* Exercise description
From the entries, filter out every line that lacks "title" and copy the rest.

* Records contained in a dataset
::::::

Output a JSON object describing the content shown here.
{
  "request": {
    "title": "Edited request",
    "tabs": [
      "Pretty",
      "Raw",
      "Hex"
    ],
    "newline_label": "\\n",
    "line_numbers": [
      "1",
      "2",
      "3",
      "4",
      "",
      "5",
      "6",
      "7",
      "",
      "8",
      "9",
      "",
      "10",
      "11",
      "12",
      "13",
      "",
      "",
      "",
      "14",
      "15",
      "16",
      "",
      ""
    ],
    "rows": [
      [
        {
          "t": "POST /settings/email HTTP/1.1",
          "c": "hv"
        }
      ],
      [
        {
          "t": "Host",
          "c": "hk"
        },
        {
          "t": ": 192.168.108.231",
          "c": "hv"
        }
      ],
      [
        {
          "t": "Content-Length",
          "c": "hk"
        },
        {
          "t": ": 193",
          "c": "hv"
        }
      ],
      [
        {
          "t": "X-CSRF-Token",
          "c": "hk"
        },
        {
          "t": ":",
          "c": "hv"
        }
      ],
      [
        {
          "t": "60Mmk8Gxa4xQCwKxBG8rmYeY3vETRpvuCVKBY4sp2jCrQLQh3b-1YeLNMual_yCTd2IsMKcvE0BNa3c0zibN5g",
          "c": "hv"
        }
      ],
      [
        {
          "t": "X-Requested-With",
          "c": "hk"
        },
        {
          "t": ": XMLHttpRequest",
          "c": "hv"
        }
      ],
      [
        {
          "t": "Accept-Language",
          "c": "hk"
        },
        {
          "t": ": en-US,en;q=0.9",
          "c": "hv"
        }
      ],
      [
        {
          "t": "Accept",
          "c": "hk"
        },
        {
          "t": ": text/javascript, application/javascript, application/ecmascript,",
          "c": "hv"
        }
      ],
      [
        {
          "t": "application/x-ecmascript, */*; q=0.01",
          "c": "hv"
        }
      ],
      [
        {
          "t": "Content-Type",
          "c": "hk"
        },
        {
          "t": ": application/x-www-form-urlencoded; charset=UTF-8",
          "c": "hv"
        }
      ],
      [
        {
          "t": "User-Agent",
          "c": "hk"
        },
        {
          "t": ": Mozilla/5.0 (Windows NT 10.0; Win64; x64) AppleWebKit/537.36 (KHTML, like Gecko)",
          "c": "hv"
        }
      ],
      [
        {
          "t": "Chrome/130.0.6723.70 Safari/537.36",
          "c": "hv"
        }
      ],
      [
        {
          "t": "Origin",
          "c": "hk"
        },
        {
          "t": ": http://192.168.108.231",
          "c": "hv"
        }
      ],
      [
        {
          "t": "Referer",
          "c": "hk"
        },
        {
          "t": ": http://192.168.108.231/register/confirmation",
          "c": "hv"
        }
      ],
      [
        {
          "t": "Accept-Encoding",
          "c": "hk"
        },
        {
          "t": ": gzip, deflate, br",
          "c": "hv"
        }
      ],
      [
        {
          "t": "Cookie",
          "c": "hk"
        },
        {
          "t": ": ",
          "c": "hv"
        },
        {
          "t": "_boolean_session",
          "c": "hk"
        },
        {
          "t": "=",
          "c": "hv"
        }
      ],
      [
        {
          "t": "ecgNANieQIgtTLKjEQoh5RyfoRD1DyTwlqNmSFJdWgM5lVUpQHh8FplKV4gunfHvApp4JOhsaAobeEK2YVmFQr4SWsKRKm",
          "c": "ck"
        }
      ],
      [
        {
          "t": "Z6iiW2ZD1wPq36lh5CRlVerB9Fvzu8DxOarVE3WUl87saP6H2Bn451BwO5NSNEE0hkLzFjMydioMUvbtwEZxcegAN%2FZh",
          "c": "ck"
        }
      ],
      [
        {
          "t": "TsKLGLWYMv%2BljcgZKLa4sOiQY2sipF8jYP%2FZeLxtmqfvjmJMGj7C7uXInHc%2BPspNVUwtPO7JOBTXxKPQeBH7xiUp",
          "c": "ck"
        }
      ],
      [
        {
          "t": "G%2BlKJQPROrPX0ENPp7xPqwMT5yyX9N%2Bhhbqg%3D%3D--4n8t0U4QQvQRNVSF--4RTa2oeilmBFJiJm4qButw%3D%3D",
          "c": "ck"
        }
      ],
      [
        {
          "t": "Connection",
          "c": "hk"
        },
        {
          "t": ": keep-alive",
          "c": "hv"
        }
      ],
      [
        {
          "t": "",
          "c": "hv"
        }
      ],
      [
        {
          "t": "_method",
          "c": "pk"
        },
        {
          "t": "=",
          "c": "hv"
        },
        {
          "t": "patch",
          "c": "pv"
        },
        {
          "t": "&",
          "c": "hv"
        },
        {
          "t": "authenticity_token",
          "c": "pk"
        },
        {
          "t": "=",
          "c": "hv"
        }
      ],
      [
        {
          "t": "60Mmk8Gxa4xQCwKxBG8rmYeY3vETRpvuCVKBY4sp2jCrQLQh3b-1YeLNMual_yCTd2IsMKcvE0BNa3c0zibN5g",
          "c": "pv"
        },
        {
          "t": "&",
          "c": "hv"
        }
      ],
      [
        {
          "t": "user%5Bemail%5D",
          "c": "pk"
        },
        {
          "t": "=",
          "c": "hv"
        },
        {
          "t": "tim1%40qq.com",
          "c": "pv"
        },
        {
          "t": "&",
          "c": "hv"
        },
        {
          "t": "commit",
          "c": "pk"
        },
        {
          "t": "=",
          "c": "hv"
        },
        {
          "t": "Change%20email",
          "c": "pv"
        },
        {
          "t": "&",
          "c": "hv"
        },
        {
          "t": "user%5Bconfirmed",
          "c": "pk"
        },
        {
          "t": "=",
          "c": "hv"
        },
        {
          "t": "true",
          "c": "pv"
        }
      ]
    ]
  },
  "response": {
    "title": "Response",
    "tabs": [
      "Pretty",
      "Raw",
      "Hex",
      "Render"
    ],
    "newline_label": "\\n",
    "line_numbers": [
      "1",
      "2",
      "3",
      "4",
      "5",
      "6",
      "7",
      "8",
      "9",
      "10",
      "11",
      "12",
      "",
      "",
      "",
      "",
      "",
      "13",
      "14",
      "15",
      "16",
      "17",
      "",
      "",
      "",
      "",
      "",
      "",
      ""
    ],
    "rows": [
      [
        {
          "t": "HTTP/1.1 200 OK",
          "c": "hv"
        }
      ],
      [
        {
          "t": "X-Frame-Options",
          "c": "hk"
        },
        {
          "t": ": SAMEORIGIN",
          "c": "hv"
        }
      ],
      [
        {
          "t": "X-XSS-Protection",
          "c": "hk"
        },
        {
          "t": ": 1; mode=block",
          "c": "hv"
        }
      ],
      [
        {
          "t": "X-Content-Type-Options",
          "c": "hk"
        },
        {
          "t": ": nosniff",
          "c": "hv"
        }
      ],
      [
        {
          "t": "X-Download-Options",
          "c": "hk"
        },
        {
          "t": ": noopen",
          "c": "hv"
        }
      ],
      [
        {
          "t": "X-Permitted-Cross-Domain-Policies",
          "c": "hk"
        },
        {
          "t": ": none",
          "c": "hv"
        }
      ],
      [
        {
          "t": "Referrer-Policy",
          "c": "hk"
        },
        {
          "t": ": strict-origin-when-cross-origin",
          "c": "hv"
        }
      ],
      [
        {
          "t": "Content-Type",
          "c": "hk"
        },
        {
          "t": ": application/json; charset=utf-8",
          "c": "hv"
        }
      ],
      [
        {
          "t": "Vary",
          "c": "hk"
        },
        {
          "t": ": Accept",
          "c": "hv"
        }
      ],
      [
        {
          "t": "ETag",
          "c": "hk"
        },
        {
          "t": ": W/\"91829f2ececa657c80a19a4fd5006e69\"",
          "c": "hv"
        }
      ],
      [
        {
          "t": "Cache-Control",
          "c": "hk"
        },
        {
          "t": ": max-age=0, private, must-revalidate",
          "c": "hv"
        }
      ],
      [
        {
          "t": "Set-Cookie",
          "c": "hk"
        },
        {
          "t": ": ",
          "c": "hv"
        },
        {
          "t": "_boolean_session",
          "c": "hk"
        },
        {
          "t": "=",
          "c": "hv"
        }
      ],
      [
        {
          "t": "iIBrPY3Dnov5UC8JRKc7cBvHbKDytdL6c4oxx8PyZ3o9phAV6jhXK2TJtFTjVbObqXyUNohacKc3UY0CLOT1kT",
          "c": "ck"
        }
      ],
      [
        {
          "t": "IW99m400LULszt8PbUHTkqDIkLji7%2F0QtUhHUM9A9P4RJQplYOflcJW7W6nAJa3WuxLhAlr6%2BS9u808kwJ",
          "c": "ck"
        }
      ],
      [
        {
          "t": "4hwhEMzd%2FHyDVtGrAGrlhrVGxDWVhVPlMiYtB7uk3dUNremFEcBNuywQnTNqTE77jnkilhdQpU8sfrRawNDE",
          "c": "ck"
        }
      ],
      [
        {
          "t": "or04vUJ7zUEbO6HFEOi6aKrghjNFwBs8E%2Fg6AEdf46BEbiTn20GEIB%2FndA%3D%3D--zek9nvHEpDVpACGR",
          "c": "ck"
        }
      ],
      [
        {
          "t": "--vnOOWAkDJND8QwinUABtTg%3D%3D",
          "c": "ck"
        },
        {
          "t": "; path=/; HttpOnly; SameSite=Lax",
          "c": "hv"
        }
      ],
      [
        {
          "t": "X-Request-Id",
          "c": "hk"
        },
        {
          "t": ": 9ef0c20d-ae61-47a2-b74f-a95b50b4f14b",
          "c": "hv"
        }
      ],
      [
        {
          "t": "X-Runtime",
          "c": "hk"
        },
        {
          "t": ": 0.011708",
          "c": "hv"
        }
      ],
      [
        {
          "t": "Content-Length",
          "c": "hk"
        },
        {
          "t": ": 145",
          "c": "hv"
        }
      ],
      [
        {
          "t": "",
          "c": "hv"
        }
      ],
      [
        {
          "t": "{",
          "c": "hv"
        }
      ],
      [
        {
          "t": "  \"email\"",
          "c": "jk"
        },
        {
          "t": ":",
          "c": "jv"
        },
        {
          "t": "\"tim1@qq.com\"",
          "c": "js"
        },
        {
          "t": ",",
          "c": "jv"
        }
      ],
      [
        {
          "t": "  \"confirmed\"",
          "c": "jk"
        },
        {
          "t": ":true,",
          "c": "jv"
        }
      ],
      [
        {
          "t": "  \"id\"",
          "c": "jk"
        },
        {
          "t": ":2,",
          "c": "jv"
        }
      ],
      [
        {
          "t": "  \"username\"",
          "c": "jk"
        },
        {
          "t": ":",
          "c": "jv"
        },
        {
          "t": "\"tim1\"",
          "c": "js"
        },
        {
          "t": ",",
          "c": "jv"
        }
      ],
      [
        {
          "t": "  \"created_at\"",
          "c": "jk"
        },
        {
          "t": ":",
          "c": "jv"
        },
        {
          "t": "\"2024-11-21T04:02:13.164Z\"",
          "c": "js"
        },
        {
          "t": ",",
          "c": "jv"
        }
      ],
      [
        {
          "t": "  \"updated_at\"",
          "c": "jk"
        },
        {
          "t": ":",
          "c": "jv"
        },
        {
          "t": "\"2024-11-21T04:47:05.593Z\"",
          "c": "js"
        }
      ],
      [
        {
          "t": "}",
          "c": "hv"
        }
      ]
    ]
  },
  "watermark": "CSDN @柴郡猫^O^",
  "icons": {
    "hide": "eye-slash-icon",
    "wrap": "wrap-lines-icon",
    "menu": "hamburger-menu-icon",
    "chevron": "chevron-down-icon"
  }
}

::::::

* Your solution
    "title": "Edited request",
    "title": "Response",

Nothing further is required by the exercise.